DATA RECORDS section start
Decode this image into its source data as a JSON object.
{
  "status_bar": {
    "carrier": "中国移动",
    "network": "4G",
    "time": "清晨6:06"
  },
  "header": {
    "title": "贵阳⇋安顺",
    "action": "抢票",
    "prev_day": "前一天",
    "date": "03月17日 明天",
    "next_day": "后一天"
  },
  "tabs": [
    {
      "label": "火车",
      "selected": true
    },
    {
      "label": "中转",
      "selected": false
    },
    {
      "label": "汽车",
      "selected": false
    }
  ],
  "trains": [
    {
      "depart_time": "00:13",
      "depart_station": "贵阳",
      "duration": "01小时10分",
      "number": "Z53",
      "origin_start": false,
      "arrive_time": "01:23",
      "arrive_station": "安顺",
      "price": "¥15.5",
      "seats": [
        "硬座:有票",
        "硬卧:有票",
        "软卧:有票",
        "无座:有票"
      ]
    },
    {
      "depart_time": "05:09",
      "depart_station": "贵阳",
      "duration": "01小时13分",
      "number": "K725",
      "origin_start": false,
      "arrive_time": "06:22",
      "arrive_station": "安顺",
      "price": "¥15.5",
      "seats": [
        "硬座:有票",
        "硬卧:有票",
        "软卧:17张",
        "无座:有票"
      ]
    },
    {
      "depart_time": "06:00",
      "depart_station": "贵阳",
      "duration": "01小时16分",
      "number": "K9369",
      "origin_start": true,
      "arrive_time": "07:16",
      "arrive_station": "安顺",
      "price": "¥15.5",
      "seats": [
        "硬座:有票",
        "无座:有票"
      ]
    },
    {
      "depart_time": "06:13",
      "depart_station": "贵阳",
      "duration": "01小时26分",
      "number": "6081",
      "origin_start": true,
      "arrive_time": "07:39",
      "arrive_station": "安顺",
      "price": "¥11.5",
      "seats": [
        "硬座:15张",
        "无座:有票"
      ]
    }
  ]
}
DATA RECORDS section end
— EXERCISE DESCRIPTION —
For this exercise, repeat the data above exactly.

— RESULT BELOW —
Decode this image into its source data as a JSON object.
{
  "status_bar": {
    "carrier": "中国移动",
    "network": "4G",
    "time": "清晨6:06"
  },
  "header": {
    "title": "贵阳⇋安顺",
    "action": "抢票",
    "prev_day": "前一天",
    "date": "03月17日 明天",
    "next_day": "后一天"
  },
  "tabs": [
    {
      "label": "火车",
      "selected": true
    },
    {
      "label": "中转",
      "selected": false
    },
    {
      "label": "汽车",
      "selected": false
    }
  ],
  "trains": [
    {
      "depart_time": "00:13",
      "depart_station": "贵阳",
      "duration": "01小时10分",
      "number": "Z53",
      "origin_start": false,
      "arrive_time": "01:23",
      "arrive_station": "安顺",
      "price": "¥15.5",
      "seats": [
        "硬座:有票",
        "硬卧:有票",
        "软卧:有票",
        "无座:有票"
      ]
    },
    {
      "depart_time": "05:09",
      "depart_station": "贵阳",
      "duration": "01小时13分",
      "number": "K725",
      "origin_start": false,
      "arrive_time": "06:22",
      "arrive_station": "安顺",
      "price": "¥15.5",
      "seats": [
        "硬座:有票",
        "硬卧:有票",
        "软卧:17张",
        "无座:有票"
      ]
    },
    {
      "depart_time": "06:00",
      "depart_station": "贵阳",
      "duration": "01小时16分",
      "number": "K9369",
      "origin_start": true,
      "arrive_time": "07:16",
      "arrive_station": "安顺",
      "price": "¥15.5",
      "seats": [
        "硬座:有票",
        "无座:有票"
      ]
    },
    {
      "depart_time": "06:13",
      "depart_station": "贵阳",
      "duration": "01小时26分",
      "number": "6081",
      "origin_start": true,
      "arrive_time": "07:39",
      "arrive_station": "安顺",
      "price": "¥11.5",
      "seats": [
        "硬座:15张",
        "无座:有票"
      ]
    }
  ]
}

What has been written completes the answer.